You are horribly outnumbered.
Even within your own body, your 30 trillion human cells can’t compete with the 40 trillion or so bacteria that live rent-free in your gut, on your skin, under your toenails.
Your very DNA owes a significant chunk—about 8 percent—of its content to retroviruses, which, when they infect a sperm or egg cell, can rewrite short sections of our genetic code in a way that’s passed down to the next generation. It’s thought that these snippets gave our distant ancestors the ability to form memories and carry their young in a womb instead of laying eggs—without them, humans could look very different.
And it doesn’t stop there. Even today, those bacteria living in your gut—your microbiome—may be influencing your behavior in ways that you can’t sense and that scientists don’t understand, releasing neurotransmitters to make you more sociable and more likely to spread bacteria, playing your brain like an instrument to serve their own ends.
It took the Covid-19 pandemic to really expose the power that germs have over our lives. But bacteria and viruses have been shaping our world in invisible ways for millennia, influencing not only our individual bodies but also the shape of the world we live in: history, politics, religion. That’s the argument made by public health researcher and sociologist Jonathan Kennedy in his compelling new book, Pathogenesis: How Germs Made History. “In the spring of 2020 loads of people were saying, ‘This is extraordinary, this is unprecedented,’” he says. “I had a pretty good idea that it wasn’t.”
Looking through the literature, Kennedy was struck by a question: “If bacteria and viruses had such a big impact on us as individuals, what impact have they had on us as aggregations of bodies: the body politic, the body economic, the body social?” In other words, how have germs influenced human history and, more pertinently—what kind of impact might a global pandemic have on what’s to come?
“Historians tend to see the natural world as a stage on which humans—sometimes great men, sometimes groups of people—act,” Kennedy says. “We have to change the conceptualization of history, we have to see ourselves as part of an ecosystem.”
That ecosystem can, Kennedy argues, help explain long-standing mysteries, like why Homo sapiens outlasted the Neanderthals, for instance—answer: a potent mixture of pathogens and interbreeding.

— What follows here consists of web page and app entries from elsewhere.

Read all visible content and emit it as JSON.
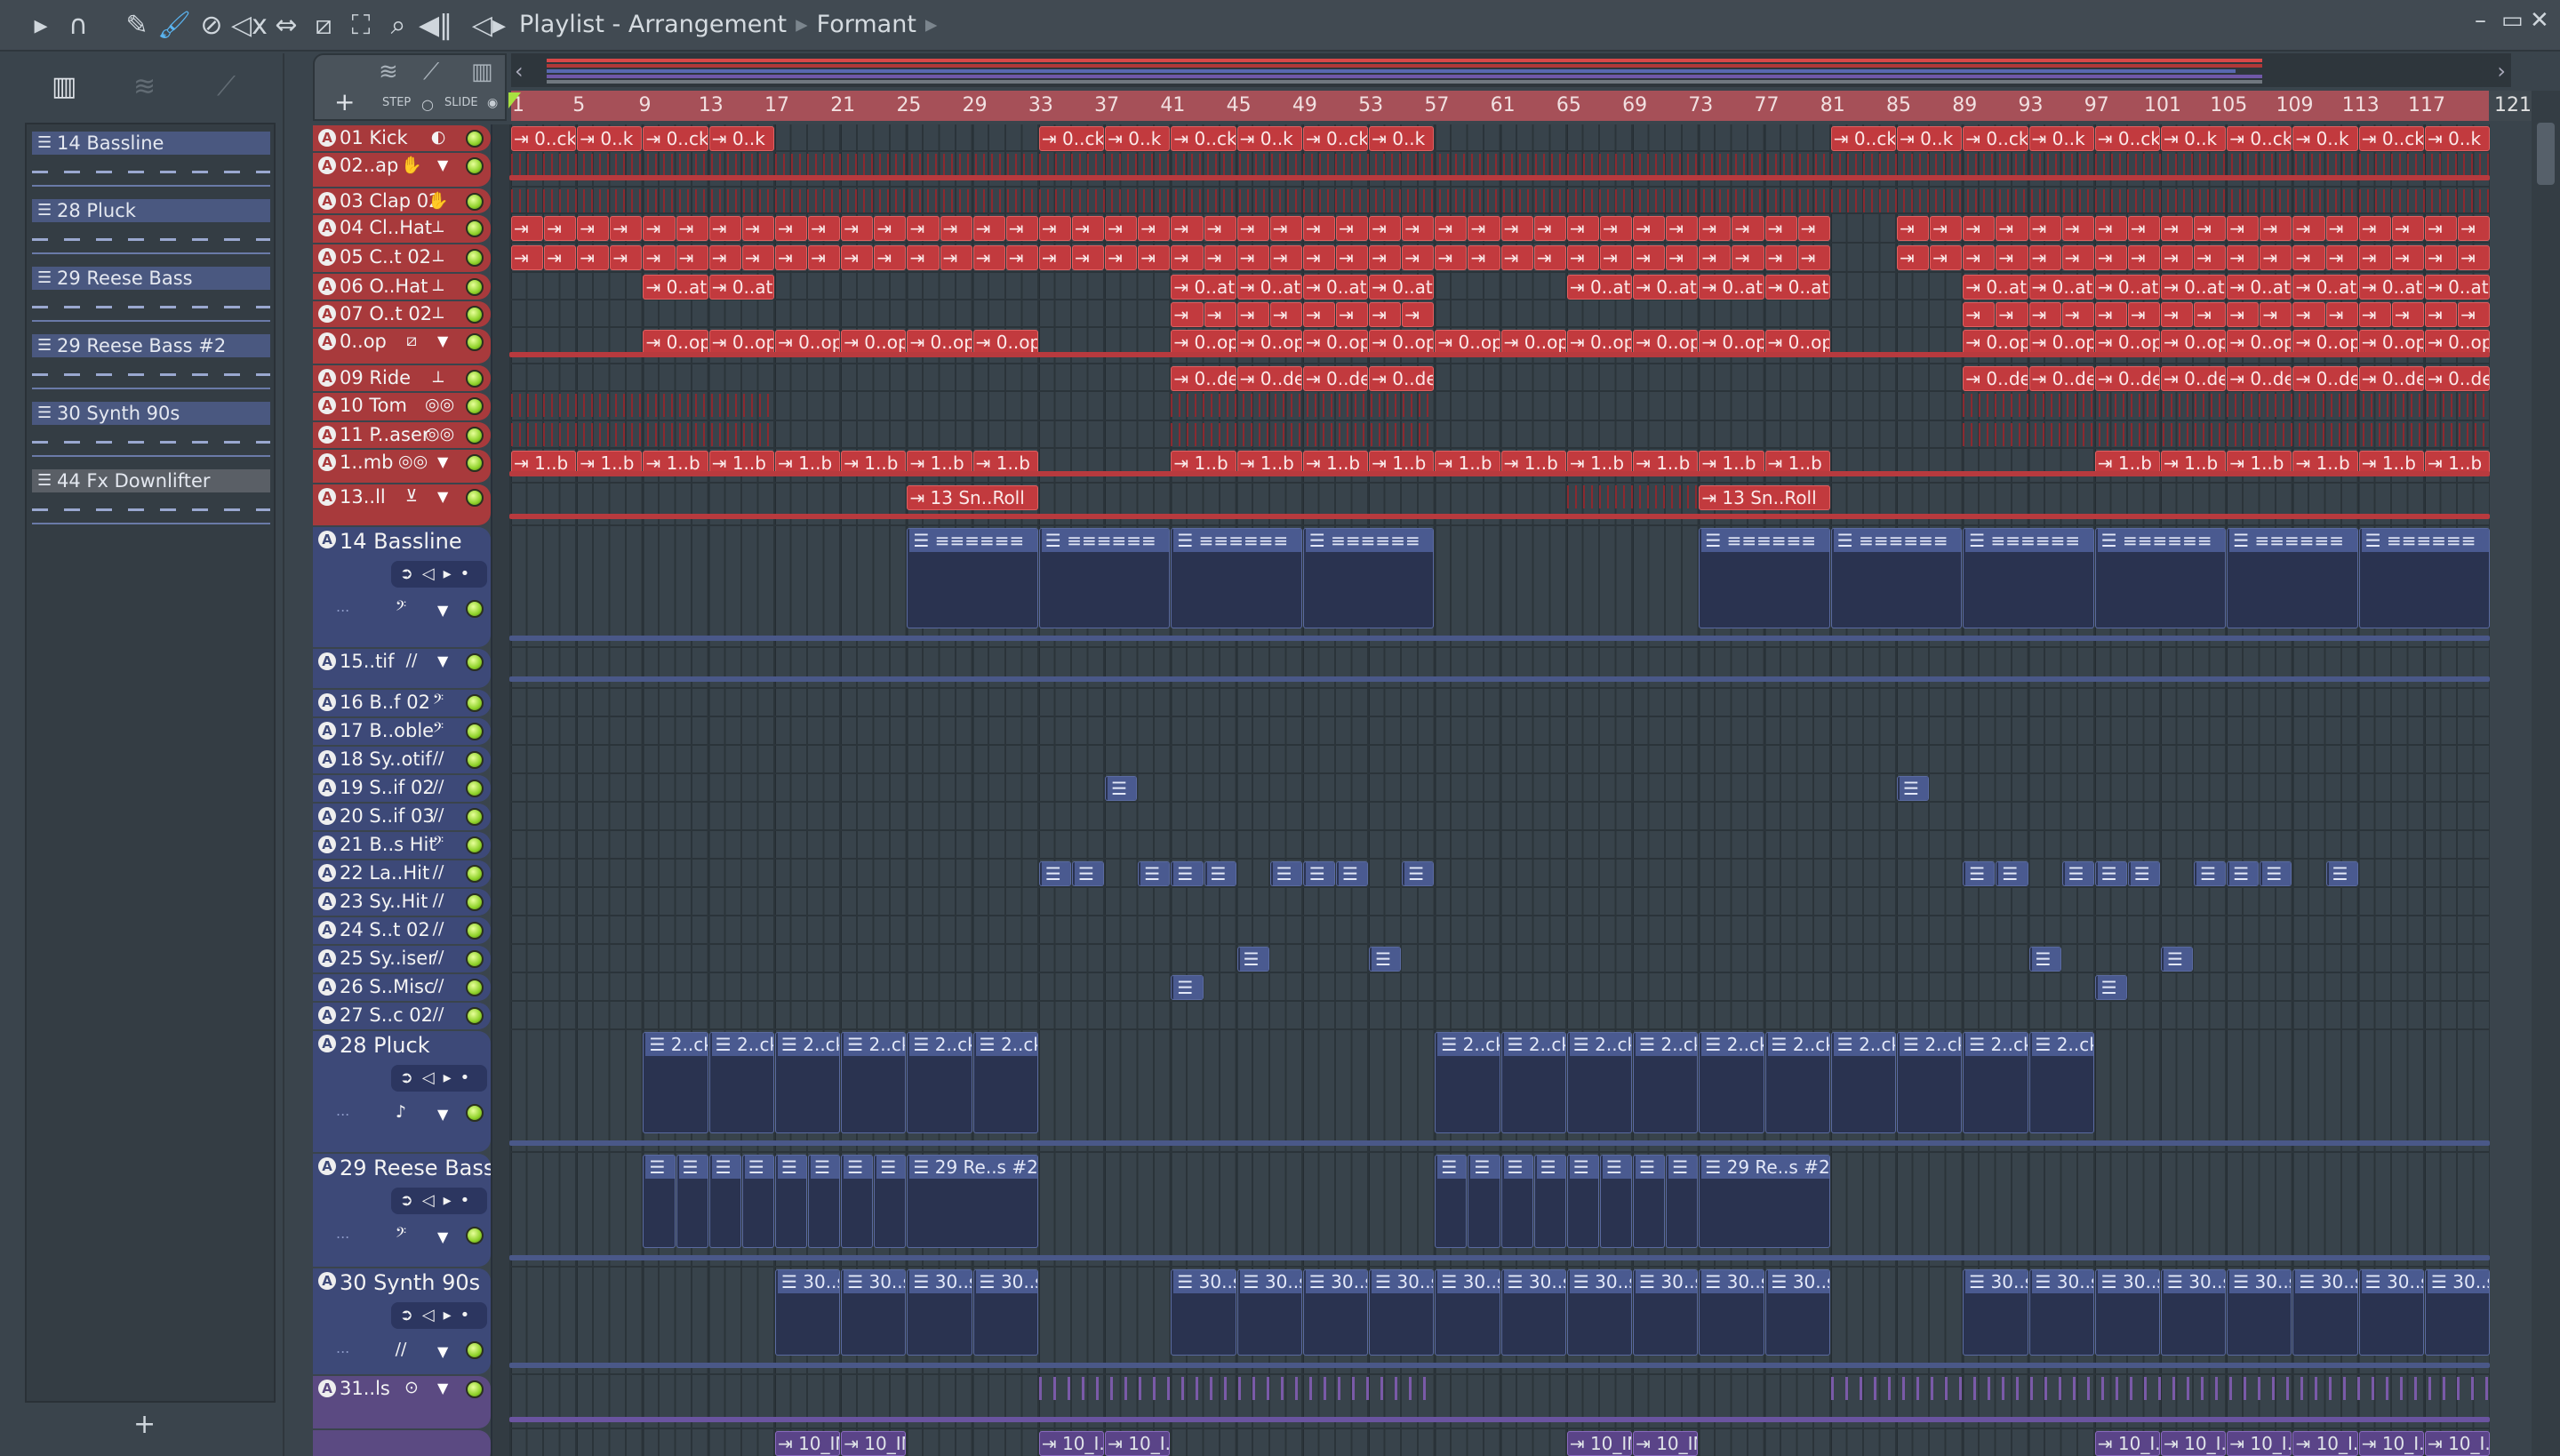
{
  "toolbar": {
    "icons": [
      "play-arrow",
      "magnet",
      "pencil",
      "brush",
      "mute",
      "mute-x",
      "slip",
      "slice",
      "select",
      "zoom",
      "playback"
    ],
    "title": "Playlist - Arrangement",
    "breadcrumb": "Formant"
  },
  "corner": {
    "step_label": "STEP",
    "slide_label": "SLIDE",
    "add": "+"
  },
  "picker": {
    "items": [
      {
        "label": "14 Bassline",
        "kind": "pattern"
      },
      {
        "label": "28 Pluck",
        "kind": "pattern"
      },
      {
        "label": "29 Reese Bass",
        "kind": "pattern"
      },
      {
        "label": "29 Reese Bass #2",
        "kind": "pattern"
      },
      {
        "label": "30 Synth 90s",
        "kind": "pattern"
      },
      {
        "label": "44 Fx Downlifter",
        "kind": "pattern"
      }
    ],
    "add": "+"
  },
  "ruler": {
    "bars": [
      1,
      5,
      9,
      13,
      17,
      21,
      25,
      29,
      33,
      37,
      41,
      45,
      49,
      53,
      57,
      61,
      65,
      69,
      73,
      77,
      81,
      85,
      89,
      93,
      97,
      101,
      105,
      109,
      113,
      117
    ],
    "end": "121"
  },
  "colors": {
    "red": "#a83a3c",
    "blue": "#3d4978",
    "purple": "#5b4a82",
    "clip_red": "#c23a3e",
    "led": "#8fd22a"
  },
  "tracks": [
    {
      "name": "01 Kick",
      "group": "red",
      "icon": "kick-drum",
      "runs": [
        [
          1,
          17,
          4,
          [
            "0..ck",
            "0..k"
          ]
        ],
        [
          33,
          41,
          4,
          [
            "0..ck",
            "0..k"
          ]
        ],
        [
          41,
          57,
          4,
          [
            "0..ck",
            "0..k"
          ]
        ],
        [
          81,
          121,
          4,
          [
            "0..ck",
            "0..k"
          ]
        ]
      ]
    },
    {
      "name": "02..ap",
      "group": "red",
      "icon": "clap",
      "drop": true,
      "ticks": [
        [
          1,
          121
        ]
      ]
    },
    {
      "name": "03 Clap 02",
      "group": "red",
      "icon": "clap",
      "ticks": [
        [
          1,
          121
        ]
      ]
    },
    {
      "name": "04 Cl..Hat",
      "group": "red",
      "icon": "hihat",
      "runs": [
        [
          1,
          33,
          2,
          [
            ""
          ]
        ],
        [
          33,
          41,
          2,
          [
            ""
          ]
        ],
        [
          41,
          81,
          2,
          [
            ""
          ]
        ],
        [
          85,
          89,
          2,
          [
            ""
          ]
        ],
        [
          89,
          121,
          2,
          [
            ""
          ]
        ]
      ]
    },
    {
      "name": "05 C..t 02",
      "group": "red",
      "icon": "hihat",
      "runs": [
        [
          1,
          33,
          2,
          [
            ""
          ]
        ],
        [
          33,
          41,
          2,
          [
            ""
          ]
        ],
        [
          41,
          81,
          2,
          [
            ""
          ]
        ],
        [
          85,
          89,
          2,
          [
            ""
          ]
        ],
        [
          89,
          121,
          2,
          [
            ""
          ]
        ]
      ]
    },
    {
      "name": "06 O..Hat",
      "group": "red",
      "icon": "hihat",
      "runs": [
        [
          9,
          17,
          4,
          [
            "0..at"
          ]
        ],
        [
          41,
          57,
          4,
          [
            "0..at"
          ]
        ],
        [
          65,
          81,
          4,
          [
            "0..at"
          ]
        ],
        [
          89,
          121,
          4,
          [
            "0..at"
          ]
        ]
      ]
    },
    {
      "name": "07 O..t 02",
      "group": "red",
      "icon": "hihat",
      "runs": [
        [
          41,
          57,
          2,
          [
            ""
          ]
        ],
        [
          89,
          121,
          2,
          [
            ""
          ]
        ]
      ]
    },
    {
      "name": "0..op",
      "group": "red",
      "icon": "sampler",
      "drop": true,
      "runs": [
        [
          9,
          33,
          4,
          [
            "0..op"
          ]
        ],
        [
          41,
          81,
          4,
          [
            "0..op"
          ]
        ],
        [
          89,
          121,
          4,
          [
            "0..op"
          ]
        ]
      ]
    },
    {
      "name": "09 Ride",
      "group": "red",
      "icon": "hihat",
      "runs": [
        [
          41,
          57,
          4,
          [
            "0..de"
          ]
        ],
        [
          89,
          121,
          4,
          [
            "0..de"
          ]
        ]
      ]
    },
    {
      "name": "10 Tom",
      "group": "red",
      "icon": "toms",
      "ticks": [
        [
          1,
          17
        ],
        [
          41,
          57
        ],
        [
          89,
          121
        ]
      ]
    },
    {
      "name": "11 P..aser",
      "group": "red",
      "icon": "toms",
      "ticks": [
        [
          1,
          17
        ],
        [
          41,
          57
        ],
        [
          89,
          121
        ]
      ]
    },
    {
      "name": "1..mb",
      "group": "red",
      "icon": "toms",
      "drop": true,
      "runs": [
        [
          1,
          33,
          4,
          [
            "1..b"
          ]
        ],
        [
          41,
          81,
          4,
          [
            "1..b"
          ]
        ],
        [
          97,
          121,
          4,
          [
            "1..b"
          ]
        ]
      ]
    },
    {
      "name": "13..ll",
      "group": "red",
      "icon": "snare",
      "drop": true,
      "runs": [
        [
          25,
          33,
          8,
          [
            "13 Sn..Roll"
          ]
        ],
        [
          73,
          81,
          8,
          [
            "13 Sn..Roll"
          ]
        ]
      ],
      "ticks": [
        [
          65,
          73
        ]
      ]
    },
    {
      "name": "14 Bassline",
      "group": "blue",
      "icon": "bass-clef",
      "drop": true,
      "tall": true,
      "runs": [
        [
          25,
          57,
          8,
          [
            "≡≡≡≡≡≡"
          ]
        ],
        [
          73,
          121,
          8,
          [
            "≡≡≡≡≡≡"
          ]
        ]
      ]
    },
    {
      "name": "15..tif",
      "group": "blue",
      "icon": "synth",
      "drop": true
    },
    {
      "name": "16 B..f 02",
      "group": "blue",
      "icon": "bass-clef"
    },
    {
      "name": "17 B..oble",
      "group": "blue",
      "icon": "bass-clef"
    },
    {
      "name": "18 Sy..otif",
      "group": "blue",
      "icon": "synth"
    },
    {
      "name": "19 S..if 02",
      "group": "blue",
      "icon": "synth",
      "runs": [
        [
          37,
          39,
          2,
          [
            ""
          ]
        ],
        [
          85,
          87,
          2,
          [
            ""
          ]
        ]
      ]
    },
    {
      "name": "20 S..if 03",
      "group": "blue",
      "icon": "synth"
    },
    {
      "name": "21 B..s Hit",
      "group": "blue",
      "icon": "bass-clef"
    },
    {
      "name": "22 La..Hit",
      "group": "blue",
      "icon": "synth",
      "runs": [
        [
          33,
          37,
          2,
          [
            ""
          ]
        ],
        [
          39,
          45,
          2,
          [
            ""
          ]
        ],
        [
          47,
          53,
          2,
          [
            ""
          ]
        ],
        [
          55,
          57,
          2,
          [
            ""
          ]
        ],
        [
          89,
          93,
          2,
          [
            ""
          ]
        ],
        [
          95,
          101,
          2,
          [
            ""
          ]
        ],
        [
          103,
          109,
          2,
          [
            ""
          ]
        ],
        [
          111,
          113,
          2,
          [
            ""
          ]
        ]
      ]
    },
    {
      "name": "23 Sy..Hit",
      "group": "blue",
      "icon": "synth"
    },
    {
      "name": "24 S..t 02",
      "group": "blue",
      "icon": "synth"
    },
    {
      "name": "25 Sy..iser",
      "group": "blue",
      "icon": "synth",
      "runs": [
        [
          45,
          47,
          2,
          [
            ""
          ]
        ],
        [
          53,
          55,
          2,
          [
            ""
          ]
        ],
        [
          93,
          95,
          2,
          [
            ""
          ]
        ],
        [
          101,
          103,
          2,
          [
            ""
          ]
        ]
      ]
    },
    {
      "name": "26 S..Misc",
      "group": "blue",
      "icon": "synth",
      "runs": [
        [
          41,
          43,
          2,
          [
            ""
          ]
        ],
        [
          97,
          99,
          2,
          [
            ""
          ]
        ]
      ]
    },
    {
      "name": "27 S..c 02",
      "group": "blue",
      "icon": "synth"
    },
    {
      "name": "28 Pluck",
      "group": "blue",
      "icon": "note",
      "drop": true,
      "tall": true,
      "runs": [
        [
          9,
          33,
          4,
          [
            "2..ck"
          ]
        ],
        [
          57,
          97,
          4,
          [
            "2..ck"
          ]
        ]
      ]
    },
    {
      "name": "29 Reese Bass",
      "group": "blue",
      "icon": "bass-clef",
      "drop": true,
      "tall": true,
      "runs": [
        [
          9,
          25,
          2,
          [
            ""
          ]
        ],
        [
          25,
          33,
          8,
          [
            "29 Re..s #2"
          ]
        ],
        [
          57,
          73,
          2,
          [
            ""
          ]
        ],
        [
          73,
          81,
          8,
          [
            "29 Re..s #2"
          ]
        ]
      ]
    },
    {
      "name": "30 Synth 90s",
      "group": "blue",
      "icon": "synth",
      "drop": true,
      "tall": true,
      "runs": [
        [
          17,
          33,
          4,
          [
            "30..s"
          ]
        ],
        [
          41,
          81,
          4,
          [
            "30..s"
          ]
        ],
        [
          89,
          121,
          4,
          [
            "30..s"
          ]
        ]
      ]
    },
    {
      "name": "31..ls",
      "group": "purple",
      "icon": "loop",
      "drop": true,
      "ticks": [
        [
          33,
          57
        ],
        [
          81,
          121
        ]
      ]
    },
    {
      "name": "",
      "group": "purple",
      "icon": "",
      "runs": [
        [
          17,
          25,
          4,
          [
            "10_IN..on 05"
          ]
        ],
        [
          33,
          41,
          4,
          [
            "10_I..n 05"
          ]
        ],
        [
          65,
          73,
          4,
          [
            "10_IN..on 05"
          ]
        ],
        [
          97,
          121,
          4,
          [
            "10_I..n 05"
          ]
        ]
      ]
    }
  ]
}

It can also make sense of how small groups of conquistadors were able to overpower huge New World empires—infectious diseases like smallpox were transported across the Atlantic by the first arrivals, then decimated the New World populations so that by the time the conquests of Hernán Cortés and Francisco Pizarro began, once thriving communities had already been turned into ghost towns. “The population of the Americas fell by 90 percent in the century after Columbus arrived in Hispaniola,” Kennedy says. “The drop in population was so marked that you can still see it in ice cores that are drilled in Greenland. It had an impact on the temperature of the world.”